Last year I was hired to craft a long term vision for the Chairman of the Joint Chiefs of Staff on how autonomous robots should be used to radically improve how the US military fights wars.
This year I will be sharing my thinking with you.
The current revolution in robotics is due to rapid advances in the ability of robots to think.
This means that most of the big improvements we'll see in the use of autonomous robots in warfare will be due to finding new uses of this attribute more than any other. Let's explore this a bit.
It's now possible to turn a simple low performance drone into a weapon that is nearly as effective as a precision guided missile (PGM) that costs hundreds of thousands of dollars. This is accomplished through the creative substitute inexpensive and sophisticated machine thinking for expensive mechanical performance.
In other words, the smarter the drone is, the better it can mimic the performance of the much more expensive PGM.
This is already possible today with inexpensive, commercially available drones. Low cost drones are now smart enough to approximate the performance of an expensive surface to surface missile system with a little creativity. Let's dive into this a bit.
From a mechanical perspective, consumer drones aren't that impressive:
- ~1-2 pound payload
- ~20 min flight time
- 20-40 miles per hour flight speed
However, these drones are already very smart:
- They can fly themselves. They can take-off, fly enroute, and land autonomously.
- They can precisely navigate a course based on the GPS waypoints you designate.

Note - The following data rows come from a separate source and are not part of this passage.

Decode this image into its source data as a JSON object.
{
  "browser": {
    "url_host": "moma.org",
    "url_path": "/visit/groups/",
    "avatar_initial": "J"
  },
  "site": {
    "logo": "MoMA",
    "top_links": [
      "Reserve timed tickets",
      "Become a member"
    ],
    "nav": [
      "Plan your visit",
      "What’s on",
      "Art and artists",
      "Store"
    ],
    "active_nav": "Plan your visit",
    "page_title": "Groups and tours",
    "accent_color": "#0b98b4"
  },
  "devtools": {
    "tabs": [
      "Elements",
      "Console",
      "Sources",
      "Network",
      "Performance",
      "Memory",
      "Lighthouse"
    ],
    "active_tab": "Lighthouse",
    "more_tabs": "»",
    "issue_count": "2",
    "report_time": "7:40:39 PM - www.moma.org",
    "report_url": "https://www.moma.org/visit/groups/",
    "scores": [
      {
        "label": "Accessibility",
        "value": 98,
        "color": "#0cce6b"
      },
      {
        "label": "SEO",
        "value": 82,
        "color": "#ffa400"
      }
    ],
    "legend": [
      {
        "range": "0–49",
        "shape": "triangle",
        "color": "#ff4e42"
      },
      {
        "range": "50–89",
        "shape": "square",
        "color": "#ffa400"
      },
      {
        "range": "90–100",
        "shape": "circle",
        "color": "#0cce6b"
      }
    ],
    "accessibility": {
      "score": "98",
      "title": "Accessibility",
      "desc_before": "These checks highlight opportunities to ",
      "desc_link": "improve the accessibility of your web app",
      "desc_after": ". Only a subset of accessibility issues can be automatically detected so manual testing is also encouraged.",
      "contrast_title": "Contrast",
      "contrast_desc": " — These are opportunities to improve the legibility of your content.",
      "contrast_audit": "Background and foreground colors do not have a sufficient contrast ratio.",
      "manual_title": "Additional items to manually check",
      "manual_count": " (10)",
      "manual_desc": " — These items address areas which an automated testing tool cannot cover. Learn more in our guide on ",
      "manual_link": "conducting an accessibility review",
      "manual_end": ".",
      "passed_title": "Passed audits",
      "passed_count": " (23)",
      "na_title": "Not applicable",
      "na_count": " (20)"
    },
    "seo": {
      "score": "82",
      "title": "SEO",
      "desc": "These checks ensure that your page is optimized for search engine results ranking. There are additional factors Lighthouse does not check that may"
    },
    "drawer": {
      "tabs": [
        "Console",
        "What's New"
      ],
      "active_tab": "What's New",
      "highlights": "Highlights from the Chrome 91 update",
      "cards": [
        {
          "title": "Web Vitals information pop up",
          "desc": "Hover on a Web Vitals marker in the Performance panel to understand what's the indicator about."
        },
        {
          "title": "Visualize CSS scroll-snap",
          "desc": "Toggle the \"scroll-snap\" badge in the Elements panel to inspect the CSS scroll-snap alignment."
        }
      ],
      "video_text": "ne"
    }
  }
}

- They can now (a recent development) use digital cameras to find, track, and follow objects. Some can even land on objects they find based on a description of that object.
Even this basic capability is more than enough to turn a basic drone into an extremely dangerous first strike weapon. Here's a scenario that pits ten drones against a major airport:
- Ten drones would take off autonomously in 1 minute intervals.
- Each would follow a GPS flightpath to a preselected portion of an airport.
- Upon arrival, a digital camera would identify the nearest wing of an aircraft.
- The drone would land itself in the middle of that wing.
- A pound of thermite in the payload would ignite upon landing.
- The thermite would burn through the wing, igniting the fuel inside...
- Most of the airport and nearly all of the planes on the tarmac are destroyed.
Here are the takeaways:
- Even the simple robotic platforms of today can be extremely effective as weapons. At current rates of improvement in machine intelligence, the situation will get much more interesting very, very soon.
- It's possible to creatively trade inexpensive machine smarts for expensive mechanical performance.
- We need to figure this out before the bad guys do. However, figuring this out requires a deep insight into the dynamics driving this forward.